▸ **What to produce**
A complete response lists each line of the data below that includes the word "JSON".

▸ **Task input**

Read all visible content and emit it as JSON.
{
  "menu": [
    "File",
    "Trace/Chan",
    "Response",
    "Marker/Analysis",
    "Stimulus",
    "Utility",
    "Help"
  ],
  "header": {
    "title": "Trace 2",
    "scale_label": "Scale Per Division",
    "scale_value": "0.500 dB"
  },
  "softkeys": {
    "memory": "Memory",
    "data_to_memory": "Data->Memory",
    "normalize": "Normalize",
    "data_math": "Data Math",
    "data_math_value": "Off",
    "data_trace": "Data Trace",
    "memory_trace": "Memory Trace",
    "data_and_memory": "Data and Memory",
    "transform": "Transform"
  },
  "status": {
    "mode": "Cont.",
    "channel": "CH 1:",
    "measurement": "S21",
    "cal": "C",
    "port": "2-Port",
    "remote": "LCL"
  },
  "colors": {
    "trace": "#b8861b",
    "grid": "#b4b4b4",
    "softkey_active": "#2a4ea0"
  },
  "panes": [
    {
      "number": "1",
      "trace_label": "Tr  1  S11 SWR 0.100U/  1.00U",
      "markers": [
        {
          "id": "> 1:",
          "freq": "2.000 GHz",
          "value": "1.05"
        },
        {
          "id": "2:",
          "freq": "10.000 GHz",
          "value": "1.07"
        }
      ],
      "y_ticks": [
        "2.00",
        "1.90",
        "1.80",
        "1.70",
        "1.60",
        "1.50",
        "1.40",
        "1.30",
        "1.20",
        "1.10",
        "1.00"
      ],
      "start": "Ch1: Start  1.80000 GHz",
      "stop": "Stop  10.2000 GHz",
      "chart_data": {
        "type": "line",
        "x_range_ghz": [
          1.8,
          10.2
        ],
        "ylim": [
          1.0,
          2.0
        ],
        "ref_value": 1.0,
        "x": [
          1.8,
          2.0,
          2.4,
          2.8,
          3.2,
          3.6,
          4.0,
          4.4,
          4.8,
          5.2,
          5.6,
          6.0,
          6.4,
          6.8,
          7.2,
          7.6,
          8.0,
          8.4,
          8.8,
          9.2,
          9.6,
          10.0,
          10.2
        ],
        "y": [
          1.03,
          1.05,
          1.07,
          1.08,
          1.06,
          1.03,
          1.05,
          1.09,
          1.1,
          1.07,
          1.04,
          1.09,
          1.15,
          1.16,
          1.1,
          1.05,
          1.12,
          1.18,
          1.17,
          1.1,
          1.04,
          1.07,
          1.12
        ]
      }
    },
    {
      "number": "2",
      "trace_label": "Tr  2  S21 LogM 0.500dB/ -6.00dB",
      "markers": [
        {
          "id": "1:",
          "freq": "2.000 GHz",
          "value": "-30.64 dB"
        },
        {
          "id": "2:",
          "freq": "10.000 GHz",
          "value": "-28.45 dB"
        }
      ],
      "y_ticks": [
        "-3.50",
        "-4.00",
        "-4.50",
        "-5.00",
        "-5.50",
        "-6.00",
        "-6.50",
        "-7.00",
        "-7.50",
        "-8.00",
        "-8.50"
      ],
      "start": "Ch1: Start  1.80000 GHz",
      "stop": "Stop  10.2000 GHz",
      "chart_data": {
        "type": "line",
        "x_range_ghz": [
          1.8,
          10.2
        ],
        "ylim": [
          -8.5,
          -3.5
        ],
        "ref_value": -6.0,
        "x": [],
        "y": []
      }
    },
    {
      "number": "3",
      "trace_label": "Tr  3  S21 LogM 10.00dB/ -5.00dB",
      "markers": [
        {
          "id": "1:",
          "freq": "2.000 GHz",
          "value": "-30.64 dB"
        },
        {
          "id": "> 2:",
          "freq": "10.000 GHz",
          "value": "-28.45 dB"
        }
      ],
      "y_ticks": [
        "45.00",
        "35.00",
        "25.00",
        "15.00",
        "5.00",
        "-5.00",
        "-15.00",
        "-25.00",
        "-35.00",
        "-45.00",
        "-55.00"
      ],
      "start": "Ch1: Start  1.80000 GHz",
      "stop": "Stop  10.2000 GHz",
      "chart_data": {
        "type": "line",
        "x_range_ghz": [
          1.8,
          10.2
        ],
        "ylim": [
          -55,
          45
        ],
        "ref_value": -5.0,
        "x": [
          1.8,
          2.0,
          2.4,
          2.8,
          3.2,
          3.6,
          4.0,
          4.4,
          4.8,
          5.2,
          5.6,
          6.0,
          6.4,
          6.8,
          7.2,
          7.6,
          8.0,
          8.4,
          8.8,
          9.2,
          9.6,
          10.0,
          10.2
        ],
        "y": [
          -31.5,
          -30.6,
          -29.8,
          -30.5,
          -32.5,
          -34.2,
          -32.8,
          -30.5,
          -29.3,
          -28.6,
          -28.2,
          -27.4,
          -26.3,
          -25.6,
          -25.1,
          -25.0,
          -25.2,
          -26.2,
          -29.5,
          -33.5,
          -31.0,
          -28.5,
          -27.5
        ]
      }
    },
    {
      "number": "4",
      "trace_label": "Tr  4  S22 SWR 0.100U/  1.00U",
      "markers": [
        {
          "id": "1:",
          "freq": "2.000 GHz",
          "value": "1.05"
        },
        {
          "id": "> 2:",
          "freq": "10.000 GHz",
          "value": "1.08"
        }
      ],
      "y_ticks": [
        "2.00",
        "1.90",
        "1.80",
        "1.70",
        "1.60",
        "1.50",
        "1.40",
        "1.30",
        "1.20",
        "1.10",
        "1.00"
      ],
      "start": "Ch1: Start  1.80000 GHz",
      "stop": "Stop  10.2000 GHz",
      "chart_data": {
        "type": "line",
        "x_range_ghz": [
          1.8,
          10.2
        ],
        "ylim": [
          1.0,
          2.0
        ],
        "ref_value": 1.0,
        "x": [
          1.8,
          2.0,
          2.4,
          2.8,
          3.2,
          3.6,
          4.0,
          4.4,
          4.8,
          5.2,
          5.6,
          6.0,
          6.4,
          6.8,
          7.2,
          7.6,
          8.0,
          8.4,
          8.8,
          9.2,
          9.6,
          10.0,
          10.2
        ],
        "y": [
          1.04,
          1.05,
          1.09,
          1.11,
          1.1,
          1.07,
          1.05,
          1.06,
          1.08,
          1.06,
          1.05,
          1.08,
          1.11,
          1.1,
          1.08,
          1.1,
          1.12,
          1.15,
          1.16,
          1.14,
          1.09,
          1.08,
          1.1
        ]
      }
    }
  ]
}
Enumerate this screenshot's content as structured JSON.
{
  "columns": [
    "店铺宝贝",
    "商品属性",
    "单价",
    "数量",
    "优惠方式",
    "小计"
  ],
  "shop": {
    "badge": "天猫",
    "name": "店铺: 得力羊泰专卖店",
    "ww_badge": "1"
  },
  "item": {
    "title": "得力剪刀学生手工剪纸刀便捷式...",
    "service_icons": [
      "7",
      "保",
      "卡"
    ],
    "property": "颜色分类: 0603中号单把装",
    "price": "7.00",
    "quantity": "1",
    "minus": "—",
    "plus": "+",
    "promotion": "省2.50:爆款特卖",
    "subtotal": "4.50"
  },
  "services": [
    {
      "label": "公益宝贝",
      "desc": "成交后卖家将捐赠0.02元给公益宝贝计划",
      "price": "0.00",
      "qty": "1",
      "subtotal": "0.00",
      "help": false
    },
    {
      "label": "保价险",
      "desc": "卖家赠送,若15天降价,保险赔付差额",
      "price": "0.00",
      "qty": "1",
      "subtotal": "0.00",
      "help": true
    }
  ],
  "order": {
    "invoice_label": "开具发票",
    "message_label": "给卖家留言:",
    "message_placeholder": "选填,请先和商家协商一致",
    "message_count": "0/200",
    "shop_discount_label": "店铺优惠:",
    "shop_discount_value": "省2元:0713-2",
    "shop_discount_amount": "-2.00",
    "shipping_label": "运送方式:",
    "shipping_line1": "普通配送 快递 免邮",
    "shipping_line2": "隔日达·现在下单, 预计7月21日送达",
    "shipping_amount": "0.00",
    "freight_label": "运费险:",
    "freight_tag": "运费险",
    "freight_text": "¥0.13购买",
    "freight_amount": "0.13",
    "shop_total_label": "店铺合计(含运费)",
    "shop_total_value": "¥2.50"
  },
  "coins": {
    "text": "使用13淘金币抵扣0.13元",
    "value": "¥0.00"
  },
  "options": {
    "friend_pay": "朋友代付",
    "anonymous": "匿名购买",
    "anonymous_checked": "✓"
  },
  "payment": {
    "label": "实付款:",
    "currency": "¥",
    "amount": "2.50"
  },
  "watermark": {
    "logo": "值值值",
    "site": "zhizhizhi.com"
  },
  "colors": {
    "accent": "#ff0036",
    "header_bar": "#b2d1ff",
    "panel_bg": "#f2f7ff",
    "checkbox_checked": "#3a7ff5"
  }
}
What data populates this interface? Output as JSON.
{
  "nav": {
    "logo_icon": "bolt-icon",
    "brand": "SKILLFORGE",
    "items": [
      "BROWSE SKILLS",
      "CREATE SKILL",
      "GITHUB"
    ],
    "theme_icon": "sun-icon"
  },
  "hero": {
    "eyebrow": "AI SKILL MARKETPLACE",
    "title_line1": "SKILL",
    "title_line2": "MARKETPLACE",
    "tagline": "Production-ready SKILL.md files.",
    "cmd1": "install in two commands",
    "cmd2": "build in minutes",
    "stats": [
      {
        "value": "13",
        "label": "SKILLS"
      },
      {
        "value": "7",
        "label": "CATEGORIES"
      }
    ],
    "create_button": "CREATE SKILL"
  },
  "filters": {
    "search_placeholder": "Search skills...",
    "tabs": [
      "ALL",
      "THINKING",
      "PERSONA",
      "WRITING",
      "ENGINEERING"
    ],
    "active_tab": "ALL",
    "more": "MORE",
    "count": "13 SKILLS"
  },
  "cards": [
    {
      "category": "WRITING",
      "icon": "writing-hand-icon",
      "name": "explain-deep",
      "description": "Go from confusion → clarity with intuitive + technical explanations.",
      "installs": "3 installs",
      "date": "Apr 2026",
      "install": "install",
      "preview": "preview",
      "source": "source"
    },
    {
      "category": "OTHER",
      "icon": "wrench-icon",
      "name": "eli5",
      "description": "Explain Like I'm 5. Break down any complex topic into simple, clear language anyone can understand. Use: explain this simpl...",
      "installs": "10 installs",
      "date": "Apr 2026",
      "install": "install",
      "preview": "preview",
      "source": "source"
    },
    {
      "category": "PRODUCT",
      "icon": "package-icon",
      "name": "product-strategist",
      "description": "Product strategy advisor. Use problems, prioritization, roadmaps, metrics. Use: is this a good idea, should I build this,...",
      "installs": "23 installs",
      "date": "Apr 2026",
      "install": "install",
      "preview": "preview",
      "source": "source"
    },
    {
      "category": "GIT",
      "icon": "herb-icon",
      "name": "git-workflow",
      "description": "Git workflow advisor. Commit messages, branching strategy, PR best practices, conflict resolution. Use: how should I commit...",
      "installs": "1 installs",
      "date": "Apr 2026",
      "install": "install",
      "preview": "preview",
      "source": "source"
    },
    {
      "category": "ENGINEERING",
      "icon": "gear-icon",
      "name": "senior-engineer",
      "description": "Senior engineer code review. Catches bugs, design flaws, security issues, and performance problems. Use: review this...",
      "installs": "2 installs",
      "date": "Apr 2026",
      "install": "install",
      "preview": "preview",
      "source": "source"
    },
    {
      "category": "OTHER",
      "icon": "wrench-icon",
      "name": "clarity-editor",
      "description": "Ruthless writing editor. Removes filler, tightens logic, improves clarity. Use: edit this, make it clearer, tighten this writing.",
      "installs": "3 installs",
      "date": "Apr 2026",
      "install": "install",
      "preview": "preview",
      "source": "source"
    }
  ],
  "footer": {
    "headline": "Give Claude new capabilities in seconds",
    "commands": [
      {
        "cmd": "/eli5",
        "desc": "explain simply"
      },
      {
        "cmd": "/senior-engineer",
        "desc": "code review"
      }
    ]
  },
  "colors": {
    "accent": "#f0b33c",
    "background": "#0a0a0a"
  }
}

▸ **Written answer**
Read all visible content and emit it as JSON.
Enumerate this screenshot's content as structured JSON.
What data populates this interface? Output as JSON.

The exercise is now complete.